Intrinsic motivators vary, but one key thing your employees need to be motivated is autonomy. Agile methods empower employees by letting those with the best subject knowledge make decisions within agreed limits. In addition, people are given the ability to decide with appropriate independence how to do something in a way seen as most natural and best.

This puts people throughout the organization front and center. It gives them the mandate of owning their job, and an opportunity to make a significant contribution. This creates an acute sense of purpose, again one of the most common intrinsic motivators.
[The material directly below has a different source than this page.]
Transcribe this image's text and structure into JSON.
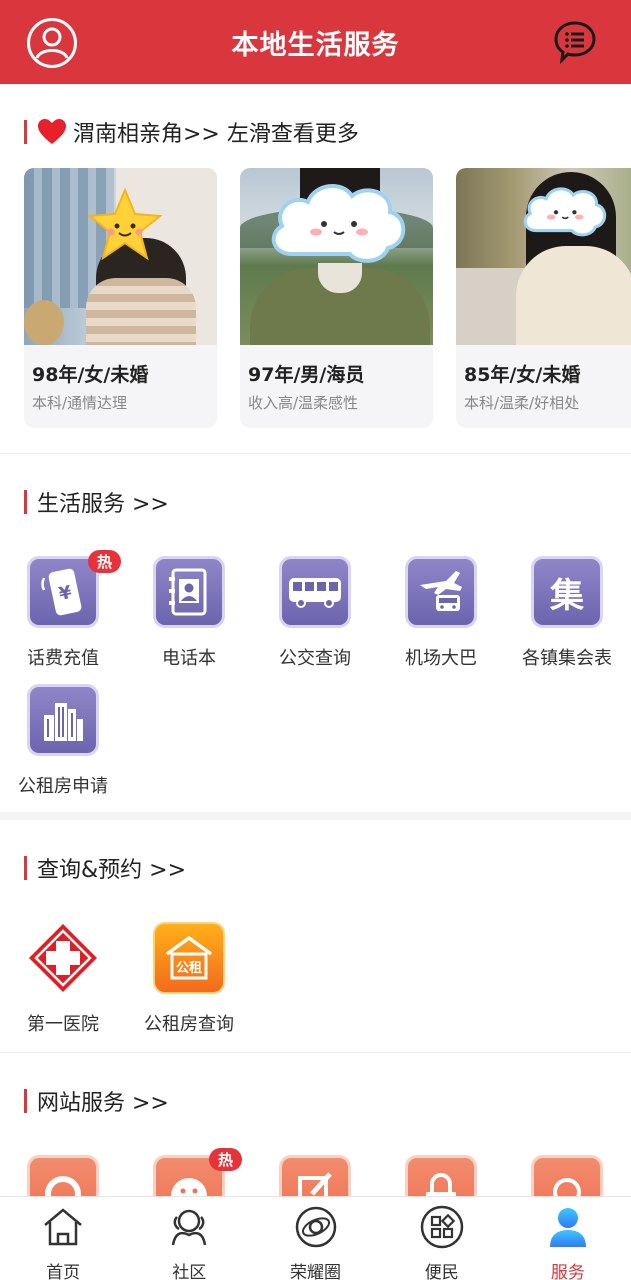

So agility makes financial sense. But it is also important in the context of the current labor market. Competition for professionals is fierce and employee retention is paramount for organizations to succeed. For this reason, a winning employee experience is vital, and both Agile and agility are excellent tools for this.

You need true agility instead of Agile practices

As we discussed, agility is about managing uncertainty. And to achieve this, you need to accept that uncertainty exists, and you have to live with it. This often requires a radical shift in how you see, for example, planning and plans.

Planning is still important, but the plans themselves are always flawed. It’s easy to believe they are absolutely correct representations, they always reflect their makers’ best understanding at the given moment.

True agility is, therefore, not about Agile itself. Your organization can flawlessly use all the Agile practices in the world, but still lack agility, if you are unwilling to change with the world around you.

Published: February 6, 2023

DevOpsAgileProduct management